Driving is a privilege, and that privilege can be taken away from you if you commit too many driving infractions in Minnesota. Many people wonder how many “points” it takes for you to lose your license in Minnesota, but Minnesota doesn’t operate on the points system like other states. So how can your license be taken away by the state if there’s no points system? We explain how your license can be restricted based on your driving history in today’s blog.
Driving Citations And Driver’s License Suspension
In Minnesota, you can end up losing your driving privileges if you earn a certain number of traffic citations in a set period of time.
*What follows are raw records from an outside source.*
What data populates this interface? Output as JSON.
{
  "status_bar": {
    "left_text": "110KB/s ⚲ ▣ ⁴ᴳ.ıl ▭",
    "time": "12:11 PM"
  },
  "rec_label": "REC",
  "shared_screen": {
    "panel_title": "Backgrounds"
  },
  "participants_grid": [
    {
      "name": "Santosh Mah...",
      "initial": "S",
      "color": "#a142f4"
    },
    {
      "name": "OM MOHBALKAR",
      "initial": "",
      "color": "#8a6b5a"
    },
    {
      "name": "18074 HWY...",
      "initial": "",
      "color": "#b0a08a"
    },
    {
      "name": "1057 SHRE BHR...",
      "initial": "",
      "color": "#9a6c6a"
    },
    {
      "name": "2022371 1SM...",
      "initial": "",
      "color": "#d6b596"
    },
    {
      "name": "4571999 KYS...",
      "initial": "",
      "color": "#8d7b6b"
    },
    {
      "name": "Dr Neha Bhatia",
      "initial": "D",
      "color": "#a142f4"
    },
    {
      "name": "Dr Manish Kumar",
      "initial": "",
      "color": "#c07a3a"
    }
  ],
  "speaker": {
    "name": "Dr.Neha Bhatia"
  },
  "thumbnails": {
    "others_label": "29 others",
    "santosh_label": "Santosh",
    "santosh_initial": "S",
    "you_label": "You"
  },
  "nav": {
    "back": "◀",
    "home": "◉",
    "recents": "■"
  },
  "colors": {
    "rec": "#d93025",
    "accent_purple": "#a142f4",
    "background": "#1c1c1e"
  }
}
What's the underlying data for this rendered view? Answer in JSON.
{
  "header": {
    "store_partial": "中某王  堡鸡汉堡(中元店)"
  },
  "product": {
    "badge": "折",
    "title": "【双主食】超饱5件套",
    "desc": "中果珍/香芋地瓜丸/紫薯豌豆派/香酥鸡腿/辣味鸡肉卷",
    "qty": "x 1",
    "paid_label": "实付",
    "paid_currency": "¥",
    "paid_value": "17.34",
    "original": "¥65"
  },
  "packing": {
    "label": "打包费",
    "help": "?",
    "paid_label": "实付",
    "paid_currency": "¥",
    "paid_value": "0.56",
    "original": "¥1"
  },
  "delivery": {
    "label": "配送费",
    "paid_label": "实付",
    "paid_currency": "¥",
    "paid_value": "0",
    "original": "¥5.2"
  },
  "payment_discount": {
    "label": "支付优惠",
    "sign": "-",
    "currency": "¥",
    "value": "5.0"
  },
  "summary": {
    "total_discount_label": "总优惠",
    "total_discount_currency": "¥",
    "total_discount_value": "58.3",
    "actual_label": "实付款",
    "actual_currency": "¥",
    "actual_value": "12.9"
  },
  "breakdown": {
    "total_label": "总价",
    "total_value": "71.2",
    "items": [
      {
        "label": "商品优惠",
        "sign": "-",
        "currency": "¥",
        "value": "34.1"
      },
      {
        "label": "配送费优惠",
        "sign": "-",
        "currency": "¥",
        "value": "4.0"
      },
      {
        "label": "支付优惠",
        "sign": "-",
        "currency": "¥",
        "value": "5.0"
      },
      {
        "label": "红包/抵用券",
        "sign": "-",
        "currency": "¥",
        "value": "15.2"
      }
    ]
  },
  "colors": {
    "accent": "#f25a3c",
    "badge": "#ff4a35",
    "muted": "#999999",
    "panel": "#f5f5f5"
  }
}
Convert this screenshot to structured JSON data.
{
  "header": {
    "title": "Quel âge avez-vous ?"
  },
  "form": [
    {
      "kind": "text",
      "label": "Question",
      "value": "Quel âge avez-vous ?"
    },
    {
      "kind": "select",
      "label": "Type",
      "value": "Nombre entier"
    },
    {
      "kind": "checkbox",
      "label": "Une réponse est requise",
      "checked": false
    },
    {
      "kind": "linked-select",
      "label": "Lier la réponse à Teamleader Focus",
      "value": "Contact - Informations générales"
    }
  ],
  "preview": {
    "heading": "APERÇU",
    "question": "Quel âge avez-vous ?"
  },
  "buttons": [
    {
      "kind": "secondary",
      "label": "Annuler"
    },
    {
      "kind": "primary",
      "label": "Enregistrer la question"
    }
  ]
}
However, it’s important to remember that only tickets in which you are found guilty or you plead guilty or no contest will count towards this threshold, which speaks to the importance of challenging your citation in court. However, if you end up convicted or pleading guilty/no contest, that will count as a strike on your record.
The amount of strikes you can get on your record will depend on the type of traffic charge that you’re facing. In Minnesota, your driver’s license will be revoked if you:
- Have three or more misdemeanor or gross misdemeanor traffic convictions within a 12-month period (30-day revocation).
- Have four convictions within a 12-month period (90-day revocation).
- Have five convictions within a 12-month period (one year revocation).
This time period is measured from the date that you are ticketed, not when you are convicted, so once you are cited by police, the clock begins.
You can also lose your license if you are convicted of multiple petty misdemeanor violations within a certain time period. Under Minnesota law, your license can be suspended for:
- 30 days if you have four petty misdemeanor convictions within a 12-month period;
- 30 days if you have five convictions within a 24-month period;
- 90 days if you have five convictions within a 12-month period;
- 90 days if you have six convictions within a 24-month period;
- 180 days if you have seven convictions within a 24-month period;
- One year if you have eight or more convictions within a 24-month period.
Not only can these convictions lead to the loss of your license, but certain traffic violations will lead to a sizable increase in your car insurance premiums, meaning one little conviction could set you back thousands of dollars or more. To ensure that you aren’t financially burdened by a traffic citation or other criminal defense matter, make sure that you have a professional in your corner. For help with any type of criminal matter, reach out to Avery and the team at Appelman Law Firm today at (952) 224-2277.